Category: Legal
Expert:  P. Simmons replied 2 years ago.
My name is***** have over 16 years experience in the law. Should you like to chat on the phone I am happy to for a nominal cost. Let me know at any time during our question and answer session if you are interested I am happy to give you more details.Let me address your questions in order #1. What problems will she have pursuing litigation against the estate.The number one concern will be that the defendant, no longer alive, can not provide evidence. IN a civil case, generally speaking she would be able to depose the defendant. Often times this can be a source of evidence to help prove the case. Even if the defendant denies the charges, the plaintiff (in this case your friend) can require answers to questions that can help establish the elements of the case. With the defendant deceased? She looses access to this evidence.Another concern would be the value of the estate. If there are more creditors than assets (if this doctor had little in the way of assets and many debts) she may be able to win a judgment by may have to stand in line with other creditors to try and collect.#2. Should she pursue litigation against the estate or should she try to settle90+% of all civil cases settle at some point. Many reasons for this, including limiting the costs of litigation (it is incredibly time consuming, and therefore expensive to go through a contested trial) as well as uncertainty (you may think you have a "slam dunk" case only to find they jury does not agree with you for some, unforeseen, issue or circumstance. IF she can settle the case? That would likely be a good strategy.Please let me know if you have more questions.
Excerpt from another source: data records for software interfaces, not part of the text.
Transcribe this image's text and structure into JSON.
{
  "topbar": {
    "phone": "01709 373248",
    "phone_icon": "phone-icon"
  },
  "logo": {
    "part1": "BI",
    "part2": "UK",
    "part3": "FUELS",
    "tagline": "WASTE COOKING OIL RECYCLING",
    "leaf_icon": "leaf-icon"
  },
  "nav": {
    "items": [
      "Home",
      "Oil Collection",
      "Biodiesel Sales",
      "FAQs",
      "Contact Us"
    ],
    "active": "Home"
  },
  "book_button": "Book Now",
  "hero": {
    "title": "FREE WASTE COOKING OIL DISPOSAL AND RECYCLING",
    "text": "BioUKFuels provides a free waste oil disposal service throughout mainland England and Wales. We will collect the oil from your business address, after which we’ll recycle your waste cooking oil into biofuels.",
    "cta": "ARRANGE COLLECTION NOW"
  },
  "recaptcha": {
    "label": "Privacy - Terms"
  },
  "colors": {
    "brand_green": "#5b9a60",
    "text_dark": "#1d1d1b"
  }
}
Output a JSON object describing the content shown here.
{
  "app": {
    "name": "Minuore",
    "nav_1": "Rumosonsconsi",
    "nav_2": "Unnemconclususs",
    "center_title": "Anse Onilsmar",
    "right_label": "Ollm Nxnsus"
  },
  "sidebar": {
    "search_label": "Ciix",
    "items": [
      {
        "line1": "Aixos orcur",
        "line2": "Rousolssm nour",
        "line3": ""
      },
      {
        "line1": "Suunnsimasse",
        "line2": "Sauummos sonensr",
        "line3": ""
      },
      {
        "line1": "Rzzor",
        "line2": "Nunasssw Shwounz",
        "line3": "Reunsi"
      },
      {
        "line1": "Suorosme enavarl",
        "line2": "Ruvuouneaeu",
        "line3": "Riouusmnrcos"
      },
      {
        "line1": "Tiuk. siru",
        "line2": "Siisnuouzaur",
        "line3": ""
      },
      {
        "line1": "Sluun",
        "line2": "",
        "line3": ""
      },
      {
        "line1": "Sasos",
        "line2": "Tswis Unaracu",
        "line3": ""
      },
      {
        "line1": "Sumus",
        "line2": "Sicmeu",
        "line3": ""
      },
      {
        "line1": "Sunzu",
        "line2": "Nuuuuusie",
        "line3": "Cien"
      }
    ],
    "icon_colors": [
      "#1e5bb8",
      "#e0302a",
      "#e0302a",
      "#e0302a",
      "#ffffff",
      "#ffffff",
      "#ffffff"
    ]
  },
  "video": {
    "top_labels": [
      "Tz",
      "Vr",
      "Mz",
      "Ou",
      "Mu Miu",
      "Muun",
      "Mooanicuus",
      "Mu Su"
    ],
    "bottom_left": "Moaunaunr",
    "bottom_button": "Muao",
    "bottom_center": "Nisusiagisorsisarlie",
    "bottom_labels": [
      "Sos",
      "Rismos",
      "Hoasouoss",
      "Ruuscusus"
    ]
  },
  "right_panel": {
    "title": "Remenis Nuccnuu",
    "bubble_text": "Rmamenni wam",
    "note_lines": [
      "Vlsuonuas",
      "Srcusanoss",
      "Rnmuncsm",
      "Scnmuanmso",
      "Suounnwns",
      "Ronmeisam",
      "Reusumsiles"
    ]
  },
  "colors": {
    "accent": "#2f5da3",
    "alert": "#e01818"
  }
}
I am happy to help if I can. Otherwise, please rate the answer so I may get credit for my work.